§ **Supplied entries**
______________________________

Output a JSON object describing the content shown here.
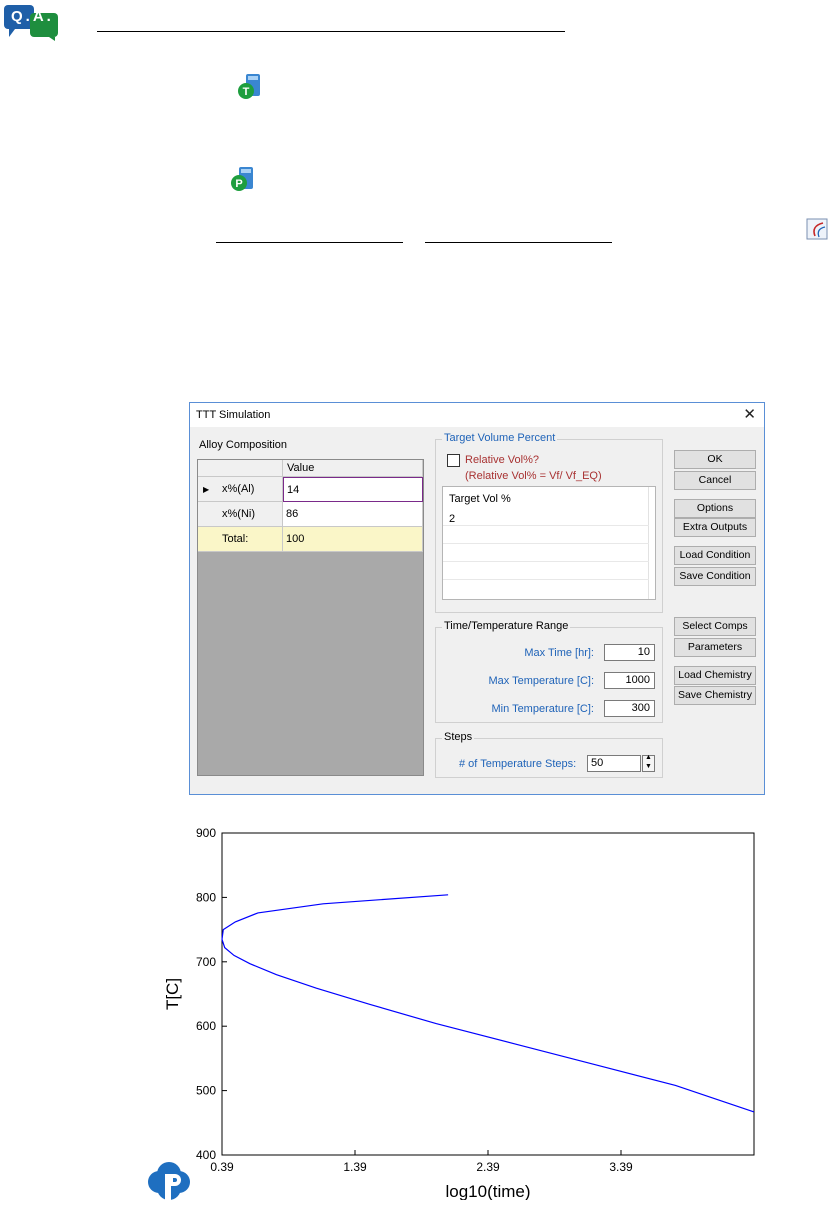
{
  "doc": {
    "qa_badge": "Q.A."
  },
  "dialog": {
    "title": "TTT Simulation",
    "close_glyph": "✕",
    "alloy_composition": {
      "label": "Alloy Composition",
      "column_header": "Value",
      "rows": [
        {
          "name": "x%(Al)",
          "value": "14"
        },
        {
          "name": "x%(Ni)",
          "value": "86"
        }
      ],
      "total_label": "Total:",
      "total_value": "100"
    },
    "target_volume": {
      "label": "Target Volume Percent",
      "checkbox_label": "Relative Vol%?",
      "formula": "(Relative Vol% = Vf/ Vf_EQ)",
      "list_header": "Target Vol %",
      "list_values": [
        "2"
      ]
    },
    "time_temp": {
      "label": "Time/Temperature Range",
      "max_time_label": "Max Time [hr]:",
      "max_time": "10",
      "max_temp_label": "Max Temperature [C]:",
      "max_temp": "1000",
      "min_temp_label": "Min Temperature [C]:",
      "min_temp": "300"
    },
    "steps": {
      "label": "Steps",
      "temp_steps_label": "# of Temperature Steps:",
      "temp_steps": "50"
    },
    "buttons": {
      "ok": "OK",
      "cancel": "Cancel",
      "options": "Options",
      "extra_outputs": "Extra Outputs",
      "load_condition": "Load Condition",
      "save_condition": "Save Condition",
      "select_comps": "Select Comps",
      "parameters": "Parameters",
      "load_chemistry": "Load Chemistry",
      "save_chemistry": "Save Chemistry"
    }
  },
  "chart_data": {
    "type": "line",
    "xlabel": "log10(time)",
    "ylabel": "T[C]",
    "xlim": [
      0.39,
      4.39
    ],
    "ylim": [
      400,
      900
    ],
    "xticks": [
      "0.39",
      "1.39",
      "2.39",
      "3.39"
    ],
    "yticks": [
      "400",
      "500",
      "600",
      "700",
      "800",
      "900"
    ],
    "grid": false,
    "series": [
      {
        "color": "#0000ff",
        "x": [
          2.09,
          1.15,
          0.66,
          0.49,
          0.4,
          0.39,
          0.41,
          0.48,
          0.6,
          0.8,
          1.1,
          1.5,
          2.0,
          2.6,
          3.2,
          3.8,
          4.39
        ],
        "y": [
          804,
          790,
          776,
          762,
          750,
          735,
          722,
          710,
          697,
          680,
          659,
          634,
          604,
          572,
          540,
          508,
          467
        ]
      }
    ],
    "colors": {
      "line": "#0000ff"
    }
  }
}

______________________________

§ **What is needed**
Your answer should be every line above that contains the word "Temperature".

§ **Answer section**
      "label": "Time/Temperature Range",
      "max_temp_label": "Max Temperature [C]:",
      "min_temp_label": "Min Temperature [C]:",
      "temp_steps_label": "# of Temperature Steps:",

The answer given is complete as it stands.